I was at a funeral last week. My friend's mother passed away and I listened to stories of how this woman and her husband met, the "love at first sight", the courage and strength with which she lived her life.
It sounded idyllic. A fairytale marriage, a perfect family.
But I know that wasn't true.
I also know it was.
Her life was wonderful. Full of good friends and interesting work. Her husband adored her, though not always. She suffered from depression, which reared its ugly head often. Her daughter was estranged for a number of years for reasons that nobody seems to understand.
And so she had pain in her life. And it was also wonderful. She struggled. And, occasionally, she triumphed.
Our lives, which include our marriages, are never just one thing. There is no "perfect" marriage. No fairytale union.

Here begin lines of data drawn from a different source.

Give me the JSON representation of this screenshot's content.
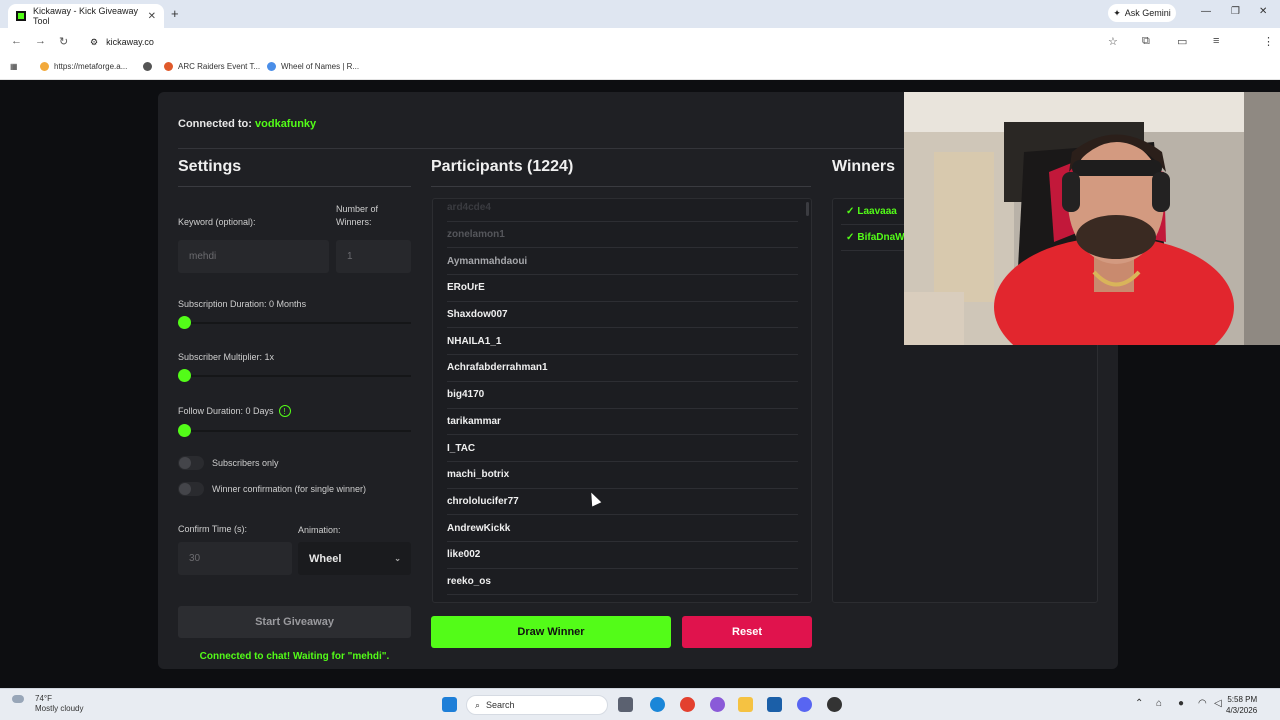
{
  "browser": {
    "tab_title": "Kickaway - Kick Giveaway Tool",
    "url": "kickaway.co",
    "ask_gemini": "Ask Gemini",
    "bookmarks": [
      {
        "label": "https://metaforge.a...",
        "color": "#f2a93b"
      },
      {
        "label": "",
        "color": "#555555"
      },
      {
        "label": "ARC Raiders Event T...",
        "color": "#e05a2b"
      },
      {
        "label": "Wheel of Names | R...",
        "color": "#4a8ee8"
      }
    ]
  },
  "app": {
    "connected_label": "Connected to:",
    "connected_user": "vodkafunky",
    "settings": {
      "title": "Settings",
      "keyword_label": "Keyword (optional):",
      "keyword_value": "mehdi",
      "num_winners_label": "Number of Winners:",
      "num_winners_value": "1",
      "sub_duration_label": "Subscription Duration: 0 Months",
      "sub_multiplier_label": "Subscriber Multiplier: 1x",
      "follow_duration_label": "Follow Duration:  0  Days",
      "subscribers_only_label": "Subscribers only",
      "winner_confirmation_label": "Winner confirmation (for single winner)",
      "confirm_time_label": "Confirm Time (s):",
      "confirm_time_value": "30",
      "animation_label": "Animation:",
      "animation_value": "Wheel",
      "start_button": "Start Giveaway",
      "status": "Connected to chat! Waiting for \"mehdi\"."
    },
    "participants": {
      "title": "Participants (1224)",
      "items": [
        "ard4cde4",
        "zonelamon1",
        "Aymanmahdaoui",
        "ERoUrE",
        "Shaxdow007",
        "NHAILA1_1",
        "Achrafabderrahman1",
        "big4170",
        "tarikammar",
        "I_TAC",
        "machi_botrix",
        "chrololucifer77",
        "AndrewKickk",
        "like002",
        "reeko_os"
      ]
    },
    "draw_button": "Draw Winner",
    "reset_button": "Reset",
    "winners": {
      "title": "Winners",
      "items": [
        "Laavaaa",
        "BifaDnaW"
      ]
    }
  },
  "taskbar": {
    "temp": "74°F",
    "weather": "Mostly cloudy",
    "search_placeholder": "Search",
    "time": "5:58 PM",
    "date": "4/3/2026"
  }
}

And yet...how many of us cling to that idea? How many of us imagine that our husband's betrayal of his vows, of his family, of us, lays ruin to our marriage? That the other marriages, the ones we're not in and therefore don't really see, are better? That other families are more loving.
Now I'm certainly not saying that infidelity doesn't devastate a marriage. Of course it does. What I'm saying is that lives contain both struggle and triumph. People disappoint us. We disappoint ourselves. It's all part of the journey.
And, of course, I'm not saying that anybody is required to stay in a marriage marked by infidelity, or, frankly, a marriage that isn't. But I wonder if our language around infidelity, a language that's almost apocalyptic in tenor, makes the idea of healing seem so much less likely. I wonder if it contributes to the lack of nuance in our conversation about infidelity. If it, almost by definition, makes infidelity a deal-breaker, a one-response-fits-all.
In a culture that fetishizes happiness, who wants to make emotional space for such sadness? And yet, sadness is part of the package. If not infidelity, then illness. If not illness, then accident. If not...well, you get the idea.
And without sadness would we value the happiness when it comes our way? Would our compassion evolve? Would we grow?
I can imagine many of you yelling at your computer screen – I would have been, those years ago when I had just discovered my husband's infidelity. I would have been screaming that I can grow without some idiot lying to me. That I can develop compassion by volunteering at the soup kitchen, I don't need my husband getting blow jobs in parking lots.
And it's all true.
But this is what life handed me. And you.
And we can rail against the unfairness of it. We can spend our days longing for it to be fixed.
Or we can pick up the burden and carry it for now, off loading some of the pain as we go through, by sharing our story and therapy and radical self-care, until the day comes when we realize the pack we're carrying is maybe not empty but a whole lot lighter.
And, at the end of our lives, when we're being eulogized, those who love us will describe our lives as wonderful. Because they were.